** Goal of the exercise **
Set down each of the records below exactly as it reads. No pictures go into the copy.
[Listed records — start]
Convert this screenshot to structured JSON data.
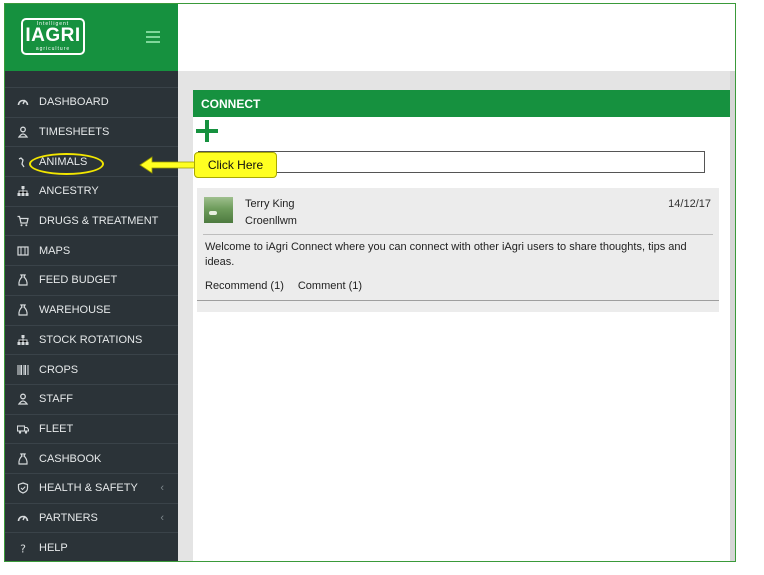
{
  "brand": {
    "tagline_top": "Intelligent",
    "name": "IAGRI",
    "tagline_bottom": "agriculture",
    "logo_color": "#16913f"
  },
  "sidebar": {
    "items": [
      {
        "label": "DASHBOARD",
        "icon": "dashboard-gauge-icon"
      },
      {
        "label": "TIMESHEETS",
        "icon": "person-icon"
      },
      {
        "label": "ANIMALS",
        "icon": "animal-icon"
      },
      {
        "label": "ANCESTRY",
        "icon": "sitemap-icon"
      },
      {
        "label": "DRUGS & TREATMENT",
        "icon": "cart-icon"
      },
      {
        "label": "MAPS",
        "icon": "map-icon"
      },
      {
        "label": "FEED BUDGET",
        "icon": "bag-icon"
      },
      {
        "label": "WAREHOUSE",
        "icon": "bag-icon"
      },
      {
        "label": "STOCK ROTATIONS",
        "icon": "sitemap-icon"
      },
      {
        "label": "CROPS",
        "icon": "barcode-icon"
      },
      {
        "label": "STAFF",
        "icon": "person-icon"
      },
      {
        "label": "FLEET",
        "icon": "truck-icon"
      },
      {
        "label": "CASHBOOK",
        "icon": "bag-icon"
      },
      {
        "label": "HEALTH & SAFETY",
        "icon": "shield-icon"
      },
      {
        "label": "PARTNERS",
        "icon": "dashboard-gauge-icon"
      },
      {
        "label": "HELP",
        "icon": "question-icon"
      }
    ]
  },
  "panel": {
    "title": "CONNECT",
    "input_value": ""
  },
  "post": {
    "author": "Terry King",
    "location": "Croenllwm",
    "date": "14/12/17",
    "message": "Welcome to iAgri Connect where you can connect with other iAgri users to share thoughts, tips and ideas.",
    "recommend_label": "Recommend (1)",
    "comment_label": "Comment (1)"
  },
  "annotation": {
    "label": "Click Here",
    "color": "#ffff21"
  }
}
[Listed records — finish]
** Task result **
Convert this screenshot to structured JSON data.
{
  "brand": {
    "tagline_top": "Intelligent",
    "name": "IAGRI",
    "tagline_bottom": "agriculture",
    "logo_color": "#16913f"
  },
  "sidebar": {
    "items": [
      {
        "label": "DASHBOARD",
        "icon": "dashboard-gauge-icon"
      },
      {
        "label": "TIMESHEETS",
        "icon": "person-icon"
      },
      {
        "label": "ANIMALS",
        "icon": "animal-icon"
      },
      {
        "label": "ANCESTRY",
        "icon": "sitemap-icon"
      },
      {
        "label": "DRUGS & TREATMENT",
        "icon": "cart-icon"
      },
      {
        "label": "MAPS",
        "icon": "map-icon"
      },
      {
        "label": "FEED BUDGET",
        "icon": "bag-icon"
      },
      {
        "label": "WAREHOUSE",
        "icon": "bag-icon"
      },
      {
        "label": "STOCK ROTATIONS",
        "icon": "sitemap-icon"
      },
      {
        "label": "CROPS",
        "icon": "barcode-icon"
      },
      {
        "label": "STAFF",
        "icon": "person-icon"
      },
      {
        "label": "FLEET",
        "icon": "truck-icon"
      },
      {
        "label": "CASHBOOK",
        "icon": "bag-icon"
      },
      {
        "label": "HEALTH & SAFETY",
        "icon": "shield-icon"
      },
      {
        "label": "PARTNERS",
        "icon": "dashboard-gauge-icon"
      },
      {
        "label": "HELP",
        "icon": "question-icon"
      }
    ]
  },
  "panel": {
    "title": "CONNECT",
    "input_value": ""
  },
  "post": {
    "author": "Terry King",
    "location": "Croenllwm",
    "date": "14/12/17",
    "message": "Welcome to iAgri Connect where you can connect with other iAgri users to share thoughts, tips and ideas.",
    "recommend_label": "Recommend (1)",
    "comment_label": "Comment (1)"
  },
  "annotation": {
    "label": "Click Here",
    "color": "#ffff21"
  }
}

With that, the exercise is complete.